The term usually used for the growth and settlement of marine animals and plants on submerged structures is fouling. The two types of fouling include:
- Micro-fouling to include slime organisms such as bacteria and other unicellular algae
- Macro-fouling to include animal and plant fouling
Colonies of these fouling species exceed more than 4,000 varieties. These species have the potential to grow and settle in all types of submerged surfaces.
The bioactive ingredients are the usual formulation of the water-soluble and specialised coating of antifouling paints. The growth of marine organisms, barnacles, and algae is slowed to a great degree with the application of antifouling paints to the hull of the boat.
Conventional and self-polishing are the two main categories for antifouling paints. The properties of the paints are determined by their binders, proportions, and quality.
Conventional antifouling paints
Contact leaching is the principle that works for conventional antifouling paints. Fouling is prevented with the biocide-packed insoluble resin is formed upon application of the paint. The time and chemically-controlled release of the biocide provides the leaching process. However, a steady decline of the paint is expected which means that it has to be reapplied as the need arises.
Self-polishing antifouling paints

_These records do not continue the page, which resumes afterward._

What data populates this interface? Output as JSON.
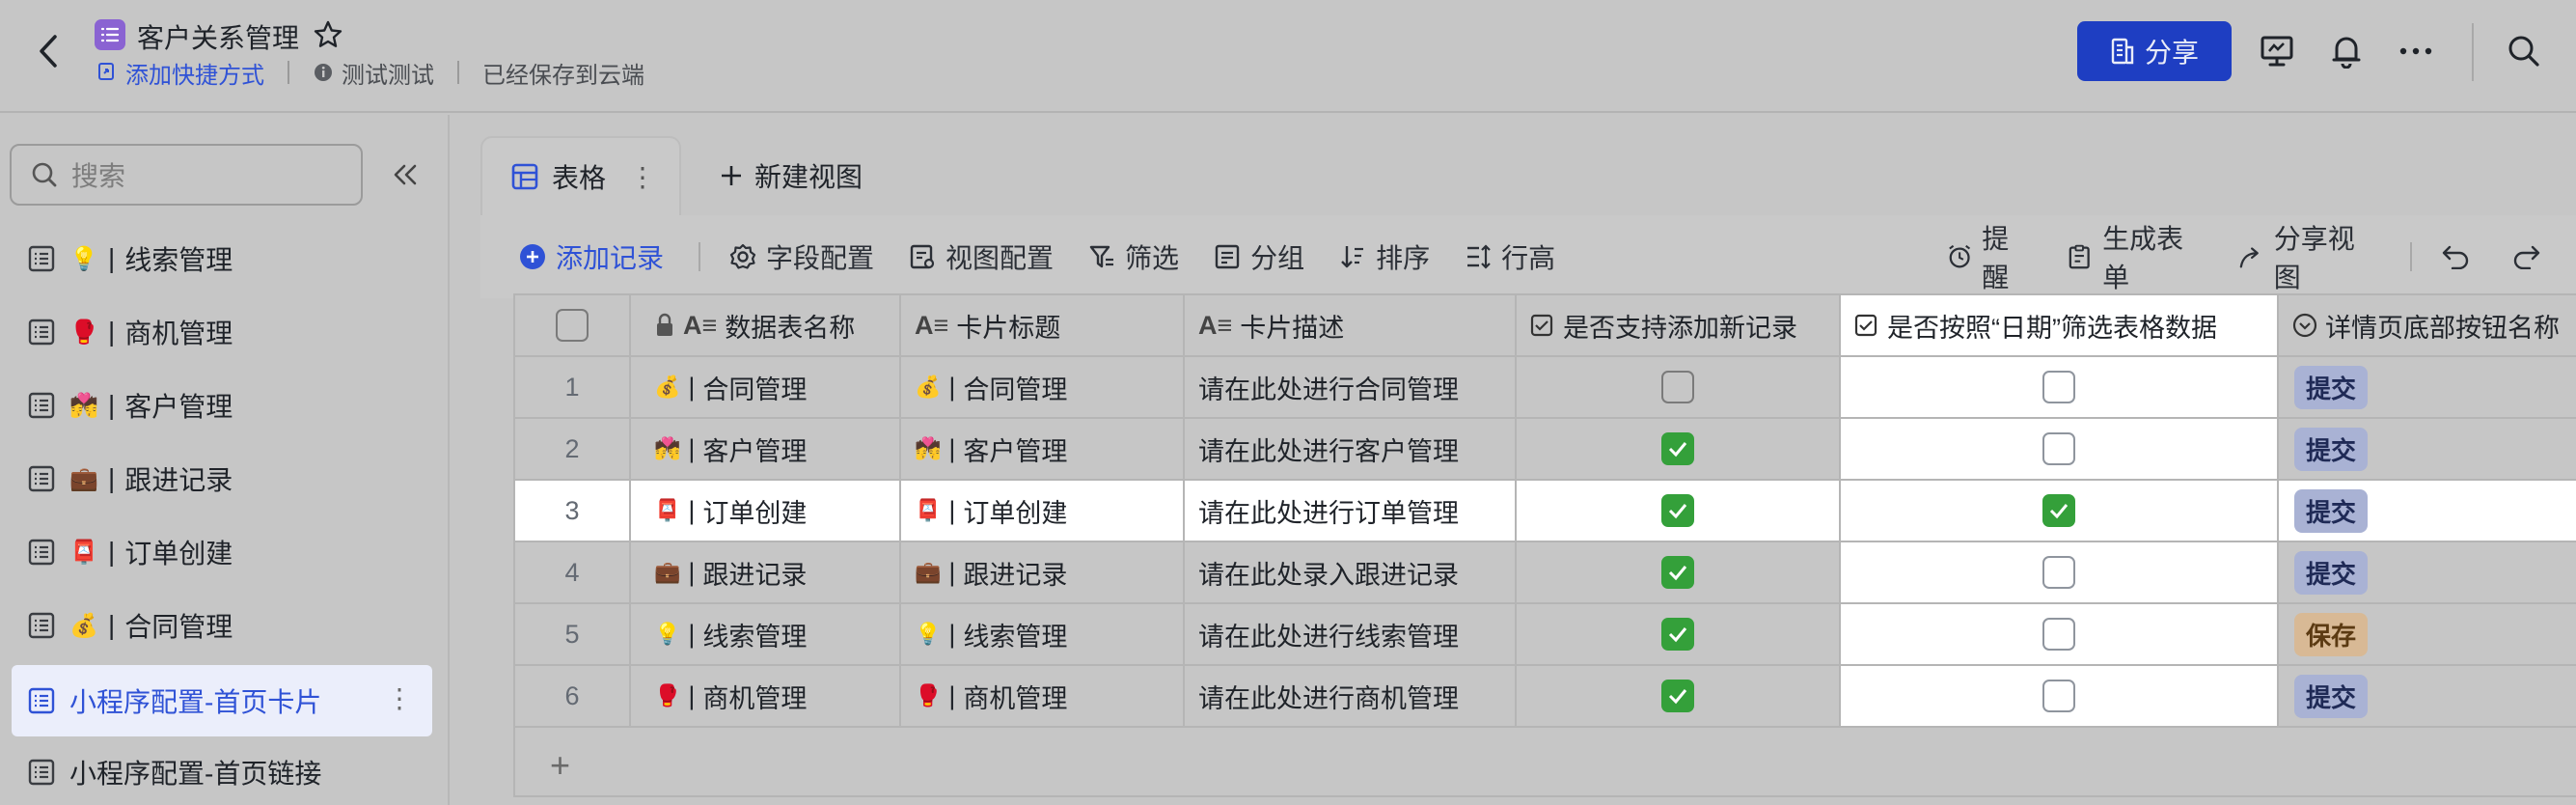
{
  "header": {
    "title": "客户关系管理",
    "add_shortcut": "添加快捷方式",
    "info_label": "测试测试",
    "saved_status": "已经保存到云端",
    "share_label": "分享"
  },
  "sidebar": {
    "search_placeholder": "搜索",
    "items": [
      {
        "emoji": "💡",
        "label": "线索管理"
      },
      {
        "emoji": "🥊",
        "label": "商机管理"
      },
      {
        "emoji": "💏",
        "label": "客户管理"
      },
      {
        "emoji": "💼",
        "label": "跟进记录"
      },
      {
        "emoji": "📮",
        "label": "订单创建"
      },
      {
        "emoji": "💰",
        "label": "合同管理"
      },
      {
        "emoji": "",
        "label": "小程序配置-首页卡片"
      },
      {
        "emoji": "",
        "label": "小程序配置-首页链接"
      }
    ],
    "separator": "|"
  },
  "tabs": {
    "active_label": "表格",
    "new_view_label": "新建视图"
  },
  "toolbar": {
    "add_record": "添加记录",
    "field_config": "字段配置",
    "view_config": "视图配置",
    "filter": "筛选",
    "group": "分组",
    "sort": "排序",
    "row_height": "行高",
    "remind": "提醒",
    "gen_form": "生成表单",
    "share_view": "分享视图"
  },
  "table": {
    "columns": [
      "数据表名称",
      "卡片标题",
      "卡片描述",
      "是否支持添加新记录",
      "是否按照“日期”筛选表格数据",
      "详情页底部按钮名称"
    ],
    "rows": [
      {
        "num": "1",
        "emoji": "💰",
        "name": "合同管理",
        "title": "合同管理",
        "desc": "请在此处进行合同管理",
        "support_add": false,
        "date_filter": false,
        "button": "提交",
        "tag": "blue"
      },
      {
        "num": "2",
        "emoji": "💏",
        "name": "客户管理",
        "title": "客户管理",
        "desc": "请在此处进行客户管理",
        "support_add": true,
        "date_filter": false,
        "button": "提交",
        "tag": "blue"
      },
      {
        "num": "3",
        "emoji": "📮",
        "name": "订单创建",
        "title": "订单创建",
        "desc": "请在此处进行订单管理",
        "support_add": true,
        "date_filter": true,
        "button": "提交",
        "tag": "blue"
      },
      {
        "num": "4",
        "emoji": "💼",
        "name": "跟进记录",
        "title": "跟进记录",
        "desc": "请在此处录入跟进记录",
        "support_add": true,
        "date_filter": false,
        "button": "提交",
        "tag": "blue"
      },
      {
        "num": "5",
        "emoji": "💡",
        "name": "线索管理",
        "title": "线索管理",
        "desc": "请在此处进行线索管理",
        "support_add": true,
        "date_filter": false,
        "button": "保存",
        "tag": "orange"
      },
      {
        "num": "6",
        "emoji": "🥊",
        "name": "商机管理",
        "title": "商机管理",
        "desc": "请在此处进行商机管理",
        "support_add": true,
        "date_filter": false,
        "button": "提交",
        "tag": "blue"
      }
    ]
  }
}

One of the most preferred antifouling paints applied to sea-moving vessels is the self-polishing antifouling paints. The controlled way of breaking down the resin binders as a vessel is immersed makes for a continuous fresh biocide layer. This is due to the partially soluble component of the paint once in contact with water.
Importance of Antifouling Paints
The surface of a boat’s hull can be rapidly colonised by the varied fouling marine species if left unchecked. A colony of growing marine and plant species on the hull can:
- Decrease the boat’s performance
- Increase the cost and consumption of fuel
- Damage the boat’s propellers
- Block the boat’s water outlets and inlets
- Damage the surface of the boat’s hull by boring right into it
Using the right type and kind of antifouling paint spells the difference between boats performing at their best to ones that perform under par. Costly damage to the various components of the boat is also prevented from happening with the protection provided by the right kind of antifouling paint.
Top Advantages of Antifouling Paints
Various marine organisms are prevented from sticking and growing on the surface of the boat by antifouling paints. The top advantages of antifouling paints include:
Protection for the boat’s structure
The structure of the boat can get damaged when barnacles and mussels start growing on it. The wood or fibreglass underneath the boat can become fissured and cracked with the growth of these types of hard shellfish. Notwithstanding, regular paint can easily be cut through by the sharp and hard shells of these organisms.
Killing them off through antifouling paint is the best way to prevent them from sticking to your boat.
Decreases boat drag
Resistance in the water increases when the hull of the boat is coated with marine organisms. The biocide ingredient found in antifouling paints prevents these marine organisms from latching on to your boat. Boat drag is prevented from happening in the first place with the application of antifouling paints on the boat’s surface.
One of the important substances boat owners must consider is the use of antifouling paints. Contact us to know the right type and kind of antifouling from Spraytech Marine.